Scientists at Washington State University and Johns Hopkins Medical School have discovered a fast, noninvasive method that could lead to the early diagnosis of colorectal cancer.
Using ultrasensitive, high-speed technology, the researchers identified a suite of molecules in the feces of mice that signifies the presence of precancerous polyps.
This “metabolic fingerprint” matches changes in both mouse and human colon tumor tissues and suggests a potential new diagnostic tool for early detection of colorectal cancer in a clinical setting.
Herbert Hill, WSU Regents professor of chemistry, and graduate student Michael Williams conducted the study in collaboration with Raymond Reeves, WSU School of Molecular Biosciences, and … » More …Read Story
Institute promotes nuclear science research, collaboration
The new Institute for Nuclear Science and Technology (INST) will bring together diverse scientists and researchers at Washington State University to address global challenges in security, human health, energy and environmental quality.
“At a national level, one of the major research problems in nuclear science and technology is that experts working on one specific type of problem often are isolated from colleagues working in other areas,” said Aurora Clark, professor of chemistry and director of the institute.

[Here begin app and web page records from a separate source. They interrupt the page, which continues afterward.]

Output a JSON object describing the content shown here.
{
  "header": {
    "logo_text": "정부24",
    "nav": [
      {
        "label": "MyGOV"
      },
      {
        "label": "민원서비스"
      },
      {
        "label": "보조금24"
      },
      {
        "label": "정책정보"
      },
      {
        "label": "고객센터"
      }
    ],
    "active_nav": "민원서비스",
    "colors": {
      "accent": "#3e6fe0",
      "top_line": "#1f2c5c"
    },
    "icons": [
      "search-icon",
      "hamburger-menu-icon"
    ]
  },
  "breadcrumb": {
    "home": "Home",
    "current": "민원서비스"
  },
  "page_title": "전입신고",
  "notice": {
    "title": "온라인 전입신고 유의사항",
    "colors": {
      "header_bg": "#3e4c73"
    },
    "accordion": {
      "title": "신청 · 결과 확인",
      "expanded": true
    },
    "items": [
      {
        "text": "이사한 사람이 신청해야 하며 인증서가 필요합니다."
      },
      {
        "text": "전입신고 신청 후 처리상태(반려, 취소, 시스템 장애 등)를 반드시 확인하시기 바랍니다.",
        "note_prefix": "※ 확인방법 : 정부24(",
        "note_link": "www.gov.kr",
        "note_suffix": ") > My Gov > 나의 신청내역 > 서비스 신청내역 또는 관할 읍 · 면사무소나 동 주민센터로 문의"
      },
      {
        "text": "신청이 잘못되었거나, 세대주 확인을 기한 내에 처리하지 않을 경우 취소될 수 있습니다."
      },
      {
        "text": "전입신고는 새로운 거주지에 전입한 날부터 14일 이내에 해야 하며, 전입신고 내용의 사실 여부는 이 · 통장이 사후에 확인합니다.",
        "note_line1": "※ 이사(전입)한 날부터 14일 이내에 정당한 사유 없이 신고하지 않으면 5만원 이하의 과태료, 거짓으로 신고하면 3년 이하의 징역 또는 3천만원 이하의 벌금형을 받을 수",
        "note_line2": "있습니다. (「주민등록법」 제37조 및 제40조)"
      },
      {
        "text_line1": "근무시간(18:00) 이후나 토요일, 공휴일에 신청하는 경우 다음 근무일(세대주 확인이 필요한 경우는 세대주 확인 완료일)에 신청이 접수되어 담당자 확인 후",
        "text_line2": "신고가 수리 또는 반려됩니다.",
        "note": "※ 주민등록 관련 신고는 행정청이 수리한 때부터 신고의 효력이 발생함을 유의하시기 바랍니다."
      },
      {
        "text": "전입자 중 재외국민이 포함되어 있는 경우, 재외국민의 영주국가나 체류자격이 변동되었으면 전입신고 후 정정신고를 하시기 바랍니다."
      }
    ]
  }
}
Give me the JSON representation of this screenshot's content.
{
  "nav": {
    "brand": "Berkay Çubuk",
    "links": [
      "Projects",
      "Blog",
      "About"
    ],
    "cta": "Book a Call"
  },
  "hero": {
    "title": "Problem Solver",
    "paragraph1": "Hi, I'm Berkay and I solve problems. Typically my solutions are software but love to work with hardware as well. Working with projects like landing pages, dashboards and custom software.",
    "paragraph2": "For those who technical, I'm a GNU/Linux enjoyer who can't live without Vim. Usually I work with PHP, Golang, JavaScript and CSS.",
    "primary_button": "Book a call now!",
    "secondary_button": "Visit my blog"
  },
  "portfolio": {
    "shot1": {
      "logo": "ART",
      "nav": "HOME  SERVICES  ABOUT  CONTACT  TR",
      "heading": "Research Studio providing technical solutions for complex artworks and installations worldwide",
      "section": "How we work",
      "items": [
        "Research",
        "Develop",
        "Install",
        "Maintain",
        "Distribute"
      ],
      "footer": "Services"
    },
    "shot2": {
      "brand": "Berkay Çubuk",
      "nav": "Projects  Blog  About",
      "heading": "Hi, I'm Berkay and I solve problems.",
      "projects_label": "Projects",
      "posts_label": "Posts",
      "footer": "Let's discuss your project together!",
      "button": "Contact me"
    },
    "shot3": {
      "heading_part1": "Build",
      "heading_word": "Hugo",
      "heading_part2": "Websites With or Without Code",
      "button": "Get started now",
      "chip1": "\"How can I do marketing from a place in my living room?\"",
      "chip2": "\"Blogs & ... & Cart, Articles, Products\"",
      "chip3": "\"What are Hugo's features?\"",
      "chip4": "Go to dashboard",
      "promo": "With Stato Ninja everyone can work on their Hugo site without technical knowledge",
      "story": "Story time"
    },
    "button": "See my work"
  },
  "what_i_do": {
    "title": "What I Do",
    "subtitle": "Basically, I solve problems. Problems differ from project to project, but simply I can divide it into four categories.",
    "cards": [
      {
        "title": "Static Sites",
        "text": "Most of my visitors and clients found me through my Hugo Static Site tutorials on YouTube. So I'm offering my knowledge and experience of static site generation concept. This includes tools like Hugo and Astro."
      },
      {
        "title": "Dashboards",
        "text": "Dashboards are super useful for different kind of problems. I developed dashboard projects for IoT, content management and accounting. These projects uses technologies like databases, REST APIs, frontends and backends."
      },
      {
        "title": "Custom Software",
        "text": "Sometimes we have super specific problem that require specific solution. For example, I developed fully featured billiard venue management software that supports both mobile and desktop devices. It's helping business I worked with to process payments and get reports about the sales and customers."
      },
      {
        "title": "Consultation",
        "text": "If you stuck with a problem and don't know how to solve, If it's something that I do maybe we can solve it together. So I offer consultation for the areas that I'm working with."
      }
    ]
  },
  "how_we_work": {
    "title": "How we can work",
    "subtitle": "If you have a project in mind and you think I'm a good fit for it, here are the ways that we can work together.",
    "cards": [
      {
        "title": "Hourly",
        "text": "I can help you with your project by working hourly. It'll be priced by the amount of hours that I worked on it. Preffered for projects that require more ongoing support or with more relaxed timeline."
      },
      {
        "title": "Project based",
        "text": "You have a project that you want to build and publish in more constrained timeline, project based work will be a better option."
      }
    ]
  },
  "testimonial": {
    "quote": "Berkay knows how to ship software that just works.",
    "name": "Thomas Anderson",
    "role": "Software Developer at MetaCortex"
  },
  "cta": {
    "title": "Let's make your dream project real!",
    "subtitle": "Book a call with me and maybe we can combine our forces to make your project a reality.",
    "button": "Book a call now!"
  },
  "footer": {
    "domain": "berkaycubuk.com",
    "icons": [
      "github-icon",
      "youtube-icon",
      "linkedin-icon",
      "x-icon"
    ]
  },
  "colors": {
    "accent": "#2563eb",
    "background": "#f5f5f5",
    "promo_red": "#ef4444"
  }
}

Approved by the WSU Board of Regents in September, INST includes faculty from three colleges and will enable creative solutions to challenges in radioecology, nuclear energy, nuclear medicine … » More …Read Story